# [WHAT TO WORK ON]
Go through the data below and return each line containing the word "screenshot".
ENTRIES SHOWN section start
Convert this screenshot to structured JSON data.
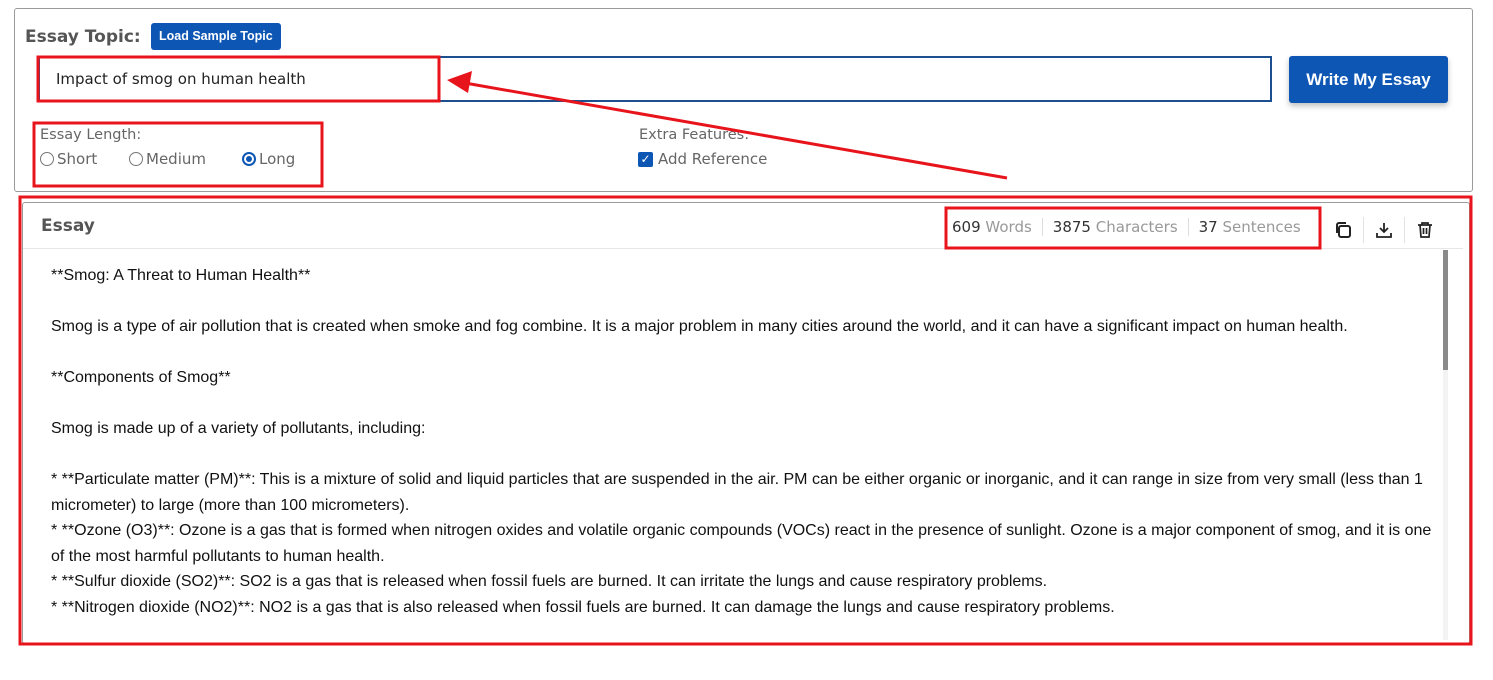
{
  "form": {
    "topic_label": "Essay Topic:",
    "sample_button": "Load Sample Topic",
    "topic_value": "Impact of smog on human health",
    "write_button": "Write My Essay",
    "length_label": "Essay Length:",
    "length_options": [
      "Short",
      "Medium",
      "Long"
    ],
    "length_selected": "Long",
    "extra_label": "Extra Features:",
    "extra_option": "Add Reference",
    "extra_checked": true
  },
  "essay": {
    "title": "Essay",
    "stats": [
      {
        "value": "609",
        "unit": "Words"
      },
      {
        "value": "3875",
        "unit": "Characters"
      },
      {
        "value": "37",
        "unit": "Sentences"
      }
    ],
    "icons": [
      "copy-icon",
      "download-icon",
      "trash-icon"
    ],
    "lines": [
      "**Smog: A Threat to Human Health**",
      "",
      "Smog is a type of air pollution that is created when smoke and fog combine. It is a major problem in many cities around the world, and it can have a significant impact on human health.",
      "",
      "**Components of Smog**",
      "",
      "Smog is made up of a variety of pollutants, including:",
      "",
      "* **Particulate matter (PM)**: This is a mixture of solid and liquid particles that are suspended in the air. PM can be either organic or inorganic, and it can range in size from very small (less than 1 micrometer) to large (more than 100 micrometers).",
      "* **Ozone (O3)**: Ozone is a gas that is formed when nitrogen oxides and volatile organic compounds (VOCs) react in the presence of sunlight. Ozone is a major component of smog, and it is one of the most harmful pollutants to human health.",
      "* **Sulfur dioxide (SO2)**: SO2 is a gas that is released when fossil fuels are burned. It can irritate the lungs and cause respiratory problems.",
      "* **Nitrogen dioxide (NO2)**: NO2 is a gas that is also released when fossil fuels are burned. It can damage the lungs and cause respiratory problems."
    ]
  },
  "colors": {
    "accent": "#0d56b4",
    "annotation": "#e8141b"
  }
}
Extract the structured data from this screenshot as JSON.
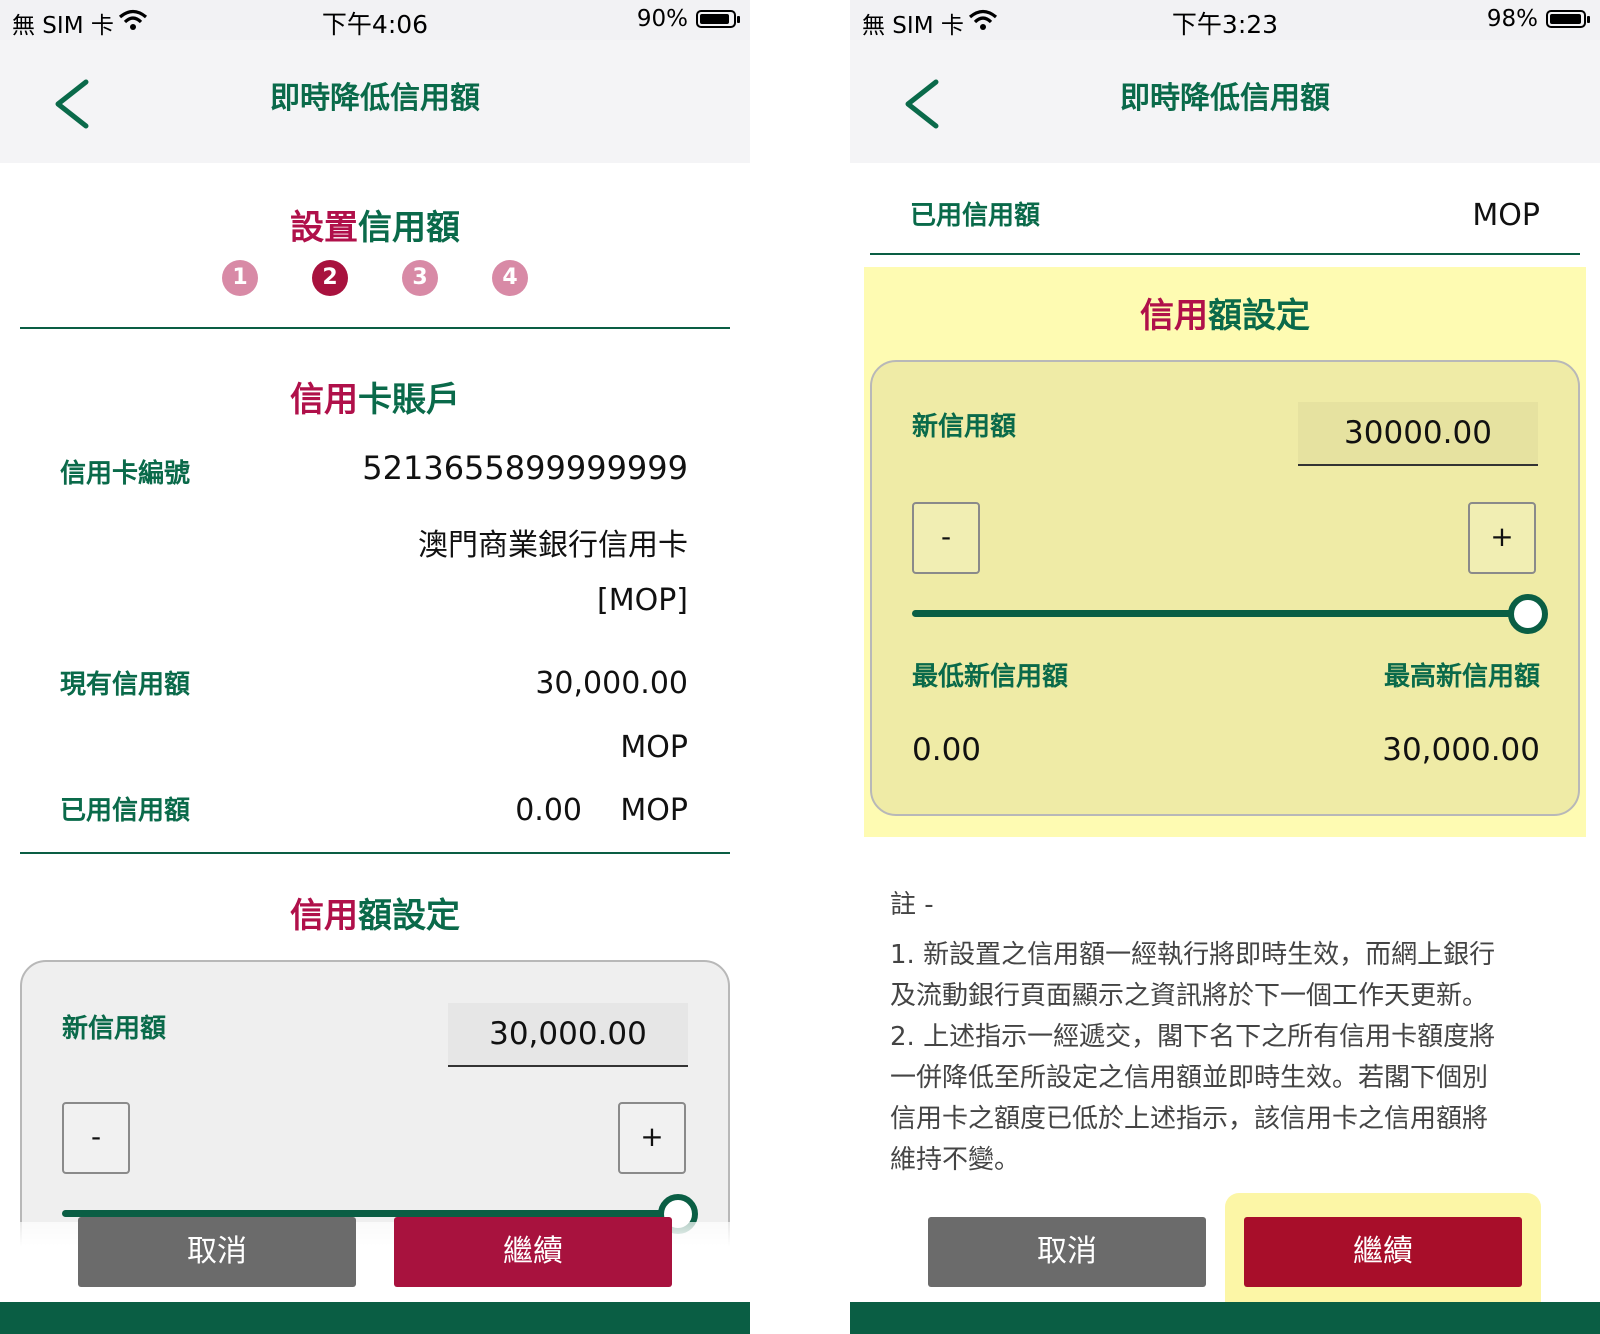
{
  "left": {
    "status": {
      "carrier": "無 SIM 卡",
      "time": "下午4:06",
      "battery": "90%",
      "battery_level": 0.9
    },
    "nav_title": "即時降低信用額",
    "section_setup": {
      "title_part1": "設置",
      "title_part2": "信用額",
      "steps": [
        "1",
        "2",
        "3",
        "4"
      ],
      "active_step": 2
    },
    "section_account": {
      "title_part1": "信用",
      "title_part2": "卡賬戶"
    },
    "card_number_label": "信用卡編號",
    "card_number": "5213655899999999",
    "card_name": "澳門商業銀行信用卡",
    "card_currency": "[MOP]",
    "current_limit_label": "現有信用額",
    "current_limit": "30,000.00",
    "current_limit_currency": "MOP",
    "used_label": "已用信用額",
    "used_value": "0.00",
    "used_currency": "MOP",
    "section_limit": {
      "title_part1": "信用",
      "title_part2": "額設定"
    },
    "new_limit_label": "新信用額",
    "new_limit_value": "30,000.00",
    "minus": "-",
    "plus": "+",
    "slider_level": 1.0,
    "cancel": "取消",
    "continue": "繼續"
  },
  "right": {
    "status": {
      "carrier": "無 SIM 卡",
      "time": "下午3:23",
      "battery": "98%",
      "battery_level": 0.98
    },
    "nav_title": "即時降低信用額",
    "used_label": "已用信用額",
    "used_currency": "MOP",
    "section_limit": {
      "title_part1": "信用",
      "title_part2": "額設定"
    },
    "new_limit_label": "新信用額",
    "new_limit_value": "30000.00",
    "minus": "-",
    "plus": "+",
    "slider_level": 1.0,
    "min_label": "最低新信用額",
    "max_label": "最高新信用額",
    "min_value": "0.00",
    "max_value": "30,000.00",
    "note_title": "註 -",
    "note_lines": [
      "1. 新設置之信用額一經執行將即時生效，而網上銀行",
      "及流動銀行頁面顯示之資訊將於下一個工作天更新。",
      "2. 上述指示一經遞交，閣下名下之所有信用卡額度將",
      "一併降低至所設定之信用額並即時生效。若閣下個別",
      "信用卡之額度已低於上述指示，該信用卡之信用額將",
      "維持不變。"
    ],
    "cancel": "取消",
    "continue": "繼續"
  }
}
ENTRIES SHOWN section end
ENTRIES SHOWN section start
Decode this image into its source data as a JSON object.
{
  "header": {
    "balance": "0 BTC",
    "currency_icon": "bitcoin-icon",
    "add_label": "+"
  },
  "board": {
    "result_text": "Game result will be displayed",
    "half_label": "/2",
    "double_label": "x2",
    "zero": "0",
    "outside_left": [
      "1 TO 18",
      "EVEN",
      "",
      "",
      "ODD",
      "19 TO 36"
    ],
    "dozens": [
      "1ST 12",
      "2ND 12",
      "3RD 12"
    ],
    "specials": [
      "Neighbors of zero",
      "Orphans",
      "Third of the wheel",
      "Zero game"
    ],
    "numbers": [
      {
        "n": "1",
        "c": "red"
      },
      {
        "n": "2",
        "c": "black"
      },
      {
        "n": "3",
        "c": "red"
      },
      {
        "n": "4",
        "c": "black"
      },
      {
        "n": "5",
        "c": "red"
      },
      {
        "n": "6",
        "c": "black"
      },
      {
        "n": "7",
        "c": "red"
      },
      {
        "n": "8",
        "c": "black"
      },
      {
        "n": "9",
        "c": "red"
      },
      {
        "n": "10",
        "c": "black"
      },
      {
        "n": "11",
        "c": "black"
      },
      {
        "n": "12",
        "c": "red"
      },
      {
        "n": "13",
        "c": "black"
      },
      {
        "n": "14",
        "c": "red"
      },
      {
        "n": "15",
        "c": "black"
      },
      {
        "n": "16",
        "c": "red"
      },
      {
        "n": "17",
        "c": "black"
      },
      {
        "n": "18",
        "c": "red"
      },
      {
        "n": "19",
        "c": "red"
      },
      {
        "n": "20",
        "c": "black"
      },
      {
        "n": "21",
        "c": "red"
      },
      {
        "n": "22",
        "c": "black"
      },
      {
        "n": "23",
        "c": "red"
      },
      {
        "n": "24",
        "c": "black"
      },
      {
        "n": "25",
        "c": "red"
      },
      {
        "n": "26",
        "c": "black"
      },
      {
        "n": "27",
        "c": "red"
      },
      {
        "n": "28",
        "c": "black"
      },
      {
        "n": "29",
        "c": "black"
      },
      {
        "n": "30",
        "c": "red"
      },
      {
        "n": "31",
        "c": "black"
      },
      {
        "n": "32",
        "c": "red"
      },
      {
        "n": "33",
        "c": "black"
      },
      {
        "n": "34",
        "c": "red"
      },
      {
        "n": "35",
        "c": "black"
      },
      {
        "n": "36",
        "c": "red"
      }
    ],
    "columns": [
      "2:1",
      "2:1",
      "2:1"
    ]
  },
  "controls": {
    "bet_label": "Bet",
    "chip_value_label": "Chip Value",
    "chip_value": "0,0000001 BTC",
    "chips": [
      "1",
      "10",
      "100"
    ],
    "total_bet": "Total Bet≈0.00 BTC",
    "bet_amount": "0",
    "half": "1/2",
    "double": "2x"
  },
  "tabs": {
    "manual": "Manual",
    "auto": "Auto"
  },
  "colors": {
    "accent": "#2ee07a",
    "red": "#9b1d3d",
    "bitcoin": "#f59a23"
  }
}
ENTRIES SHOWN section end
# [EXPECTED ANSWER]
Convert this screenshot to structured JSON data.
Extract the structured data from this screenshot as JSON.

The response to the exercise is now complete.